Purpose: To report improvements of image quality and structure delineation from simultaneous dual-energy CT (DECT) as compared to both sequential DECT and conventional (single-energy) CT for radiation treatment (RT) planning of pancreatic cancer.
Methods: Data analyzed include (1) DECT and CT data acquired for 10 consecutive pancreatic cancer patients using a conventional 120 kVp protocol with IV contrast at the late arterial phase and a simultaneous DECT protocol at 80 and 140 kVp on a scanner (Drive, Siemens) during RT simulation, and (2) sequential and simultaneous DECTs acquired for selected pancreatic cancer patients using an in-room CT during CT-guided RT delivery (Definition, Siemens). Mono-energetic decomposition CTs (MDCTs) from 40 keV to 120 keV were derived from the DECT in 10 keV increments. The pancreas and the duodenum were delineated in each image.
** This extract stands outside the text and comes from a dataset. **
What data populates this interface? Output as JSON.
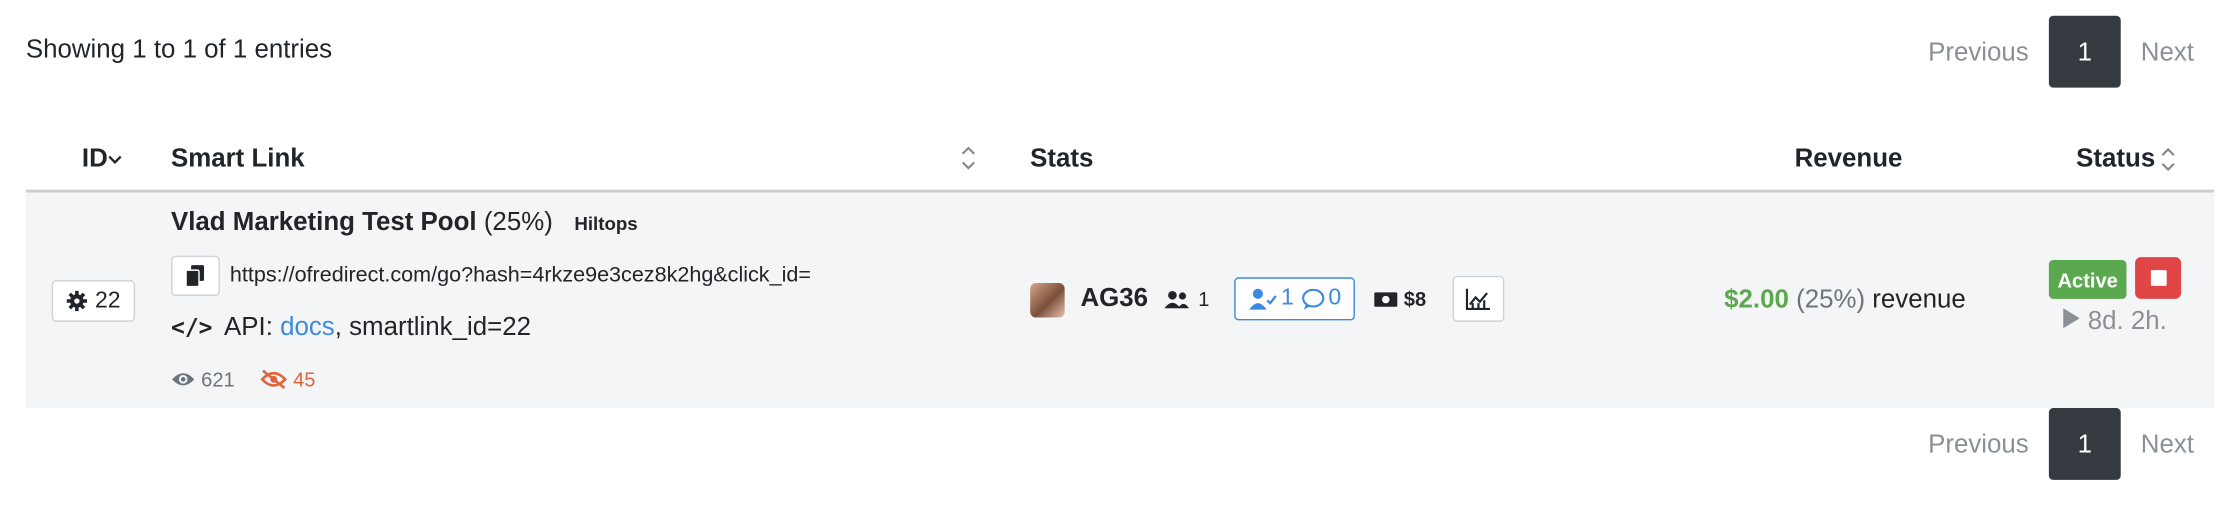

The image quality for each CT set was measured by the contrast (defined as the difference in mean CT number between the two structures), the noise, and the contrast to noise ratio (CNR). The diameter of the celiac artery was measured in MDCTs derived from both simultaneous and sequential DECTs to compare the motion blurring between the two acquisitions.
Results: The contrast between the pancreas and duodenum was increased substantially with low energy (40-70 keV) MDCTs, with average contrast increased from 48.9 HU for the conventional CT to 135.5 HU for the 40 keV MDCT from simultaneous DECT. As the energy of the MDCT decreased, the image noise increased. The CNR reached its maximum at 40 keV MDCT. The average diameter of the celiac artery was reduced by 3 mm in the simultaneous DECT in comparison to the sequential DECT.
Conclusion: Compared to conventional CT and sequential DECT, simultaneous DECT improves structure delineation for RT planning for pancreatic cancer by enhancing image contrast while preserving spatial resolution.
Funding Support, Disclosures, and Conflict of Interest: Supported by Siemens Healthineers